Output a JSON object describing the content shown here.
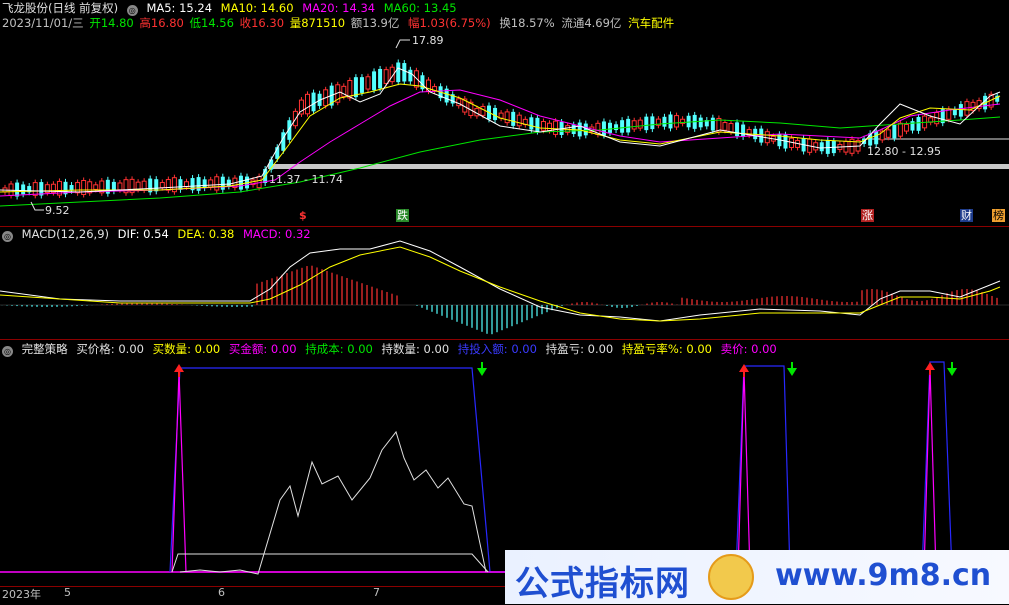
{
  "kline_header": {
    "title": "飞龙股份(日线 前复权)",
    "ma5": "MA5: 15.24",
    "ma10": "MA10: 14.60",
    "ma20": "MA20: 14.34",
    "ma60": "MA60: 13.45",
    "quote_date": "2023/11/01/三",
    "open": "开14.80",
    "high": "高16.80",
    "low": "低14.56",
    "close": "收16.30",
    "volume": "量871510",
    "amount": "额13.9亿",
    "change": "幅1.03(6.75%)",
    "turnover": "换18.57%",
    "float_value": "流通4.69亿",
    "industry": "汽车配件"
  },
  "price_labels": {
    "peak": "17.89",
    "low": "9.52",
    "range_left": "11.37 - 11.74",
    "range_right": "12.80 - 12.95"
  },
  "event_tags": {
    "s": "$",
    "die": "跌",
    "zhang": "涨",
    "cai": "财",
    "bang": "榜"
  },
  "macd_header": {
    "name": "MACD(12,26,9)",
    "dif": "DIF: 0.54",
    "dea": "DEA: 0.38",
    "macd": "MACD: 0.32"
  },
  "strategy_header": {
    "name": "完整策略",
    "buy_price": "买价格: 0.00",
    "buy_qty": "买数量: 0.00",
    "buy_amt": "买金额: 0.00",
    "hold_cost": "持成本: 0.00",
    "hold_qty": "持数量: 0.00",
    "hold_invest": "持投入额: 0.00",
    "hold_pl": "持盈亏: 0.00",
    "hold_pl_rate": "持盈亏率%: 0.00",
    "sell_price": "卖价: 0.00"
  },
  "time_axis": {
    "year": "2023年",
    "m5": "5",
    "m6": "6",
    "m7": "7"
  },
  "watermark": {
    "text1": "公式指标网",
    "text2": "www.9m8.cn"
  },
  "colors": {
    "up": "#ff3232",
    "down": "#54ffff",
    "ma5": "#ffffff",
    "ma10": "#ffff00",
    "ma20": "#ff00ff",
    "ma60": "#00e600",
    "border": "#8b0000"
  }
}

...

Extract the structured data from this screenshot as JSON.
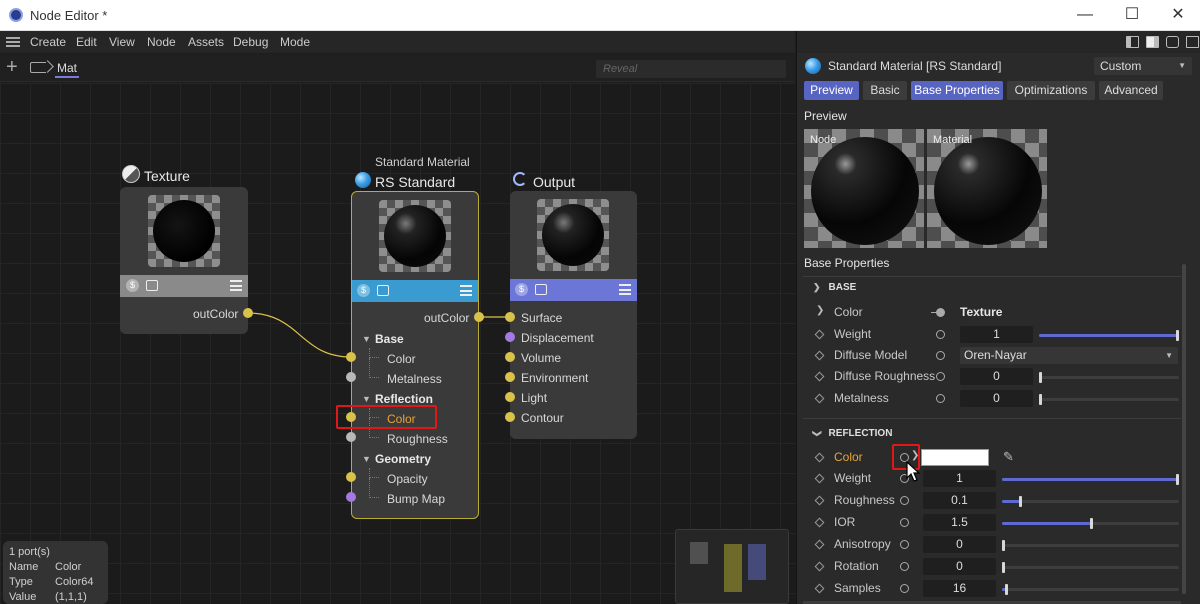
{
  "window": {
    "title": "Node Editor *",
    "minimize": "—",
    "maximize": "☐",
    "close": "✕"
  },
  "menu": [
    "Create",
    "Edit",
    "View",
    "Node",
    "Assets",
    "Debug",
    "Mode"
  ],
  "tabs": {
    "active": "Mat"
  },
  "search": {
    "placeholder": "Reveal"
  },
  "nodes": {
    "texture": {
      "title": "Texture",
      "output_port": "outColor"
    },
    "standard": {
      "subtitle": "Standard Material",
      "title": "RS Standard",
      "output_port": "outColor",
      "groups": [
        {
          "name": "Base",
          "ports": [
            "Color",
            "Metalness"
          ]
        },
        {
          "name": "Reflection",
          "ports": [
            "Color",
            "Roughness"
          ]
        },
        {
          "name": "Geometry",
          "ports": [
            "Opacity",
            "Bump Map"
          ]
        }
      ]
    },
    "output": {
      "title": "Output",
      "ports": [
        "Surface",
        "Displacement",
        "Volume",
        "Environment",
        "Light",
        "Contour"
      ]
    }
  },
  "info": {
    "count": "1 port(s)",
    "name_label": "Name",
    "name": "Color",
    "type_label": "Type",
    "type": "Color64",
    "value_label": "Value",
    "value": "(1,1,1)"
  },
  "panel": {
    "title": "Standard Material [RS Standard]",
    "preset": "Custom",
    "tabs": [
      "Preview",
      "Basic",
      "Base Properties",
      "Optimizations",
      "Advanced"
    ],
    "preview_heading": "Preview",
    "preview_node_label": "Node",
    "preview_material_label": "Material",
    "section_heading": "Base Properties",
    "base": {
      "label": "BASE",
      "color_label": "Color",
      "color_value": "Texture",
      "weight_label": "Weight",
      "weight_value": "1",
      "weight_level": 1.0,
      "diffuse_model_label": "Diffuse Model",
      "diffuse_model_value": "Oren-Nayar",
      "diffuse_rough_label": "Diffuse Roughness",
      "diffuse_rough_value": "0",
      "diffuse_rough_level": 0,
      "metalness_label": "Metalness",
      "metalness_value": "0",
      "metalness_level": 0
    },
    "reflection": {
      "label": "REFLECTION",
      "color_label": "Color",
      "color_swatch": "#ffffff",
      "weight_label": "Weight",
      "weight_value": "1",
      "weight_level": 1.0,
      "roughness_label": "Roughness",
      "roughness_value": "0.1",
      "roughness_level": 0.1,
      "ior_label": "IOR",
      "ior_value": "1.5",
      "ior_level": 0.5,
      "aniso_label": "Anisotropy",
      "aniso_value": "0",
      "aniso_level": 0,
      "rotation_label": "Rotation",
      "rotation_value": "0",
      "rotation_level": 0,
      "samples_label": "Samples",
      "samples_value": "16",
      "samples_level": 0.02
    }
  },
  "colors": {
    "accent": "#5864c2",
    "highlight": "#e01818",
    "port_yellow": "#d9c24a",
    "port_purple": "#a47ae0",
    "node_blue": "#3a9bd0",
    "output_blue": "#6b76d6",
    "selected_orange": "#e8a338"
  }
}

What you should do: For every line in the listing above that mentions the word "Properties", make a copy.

Exercise response:
      "Base Properties",
    "section_heading": "Base Properties",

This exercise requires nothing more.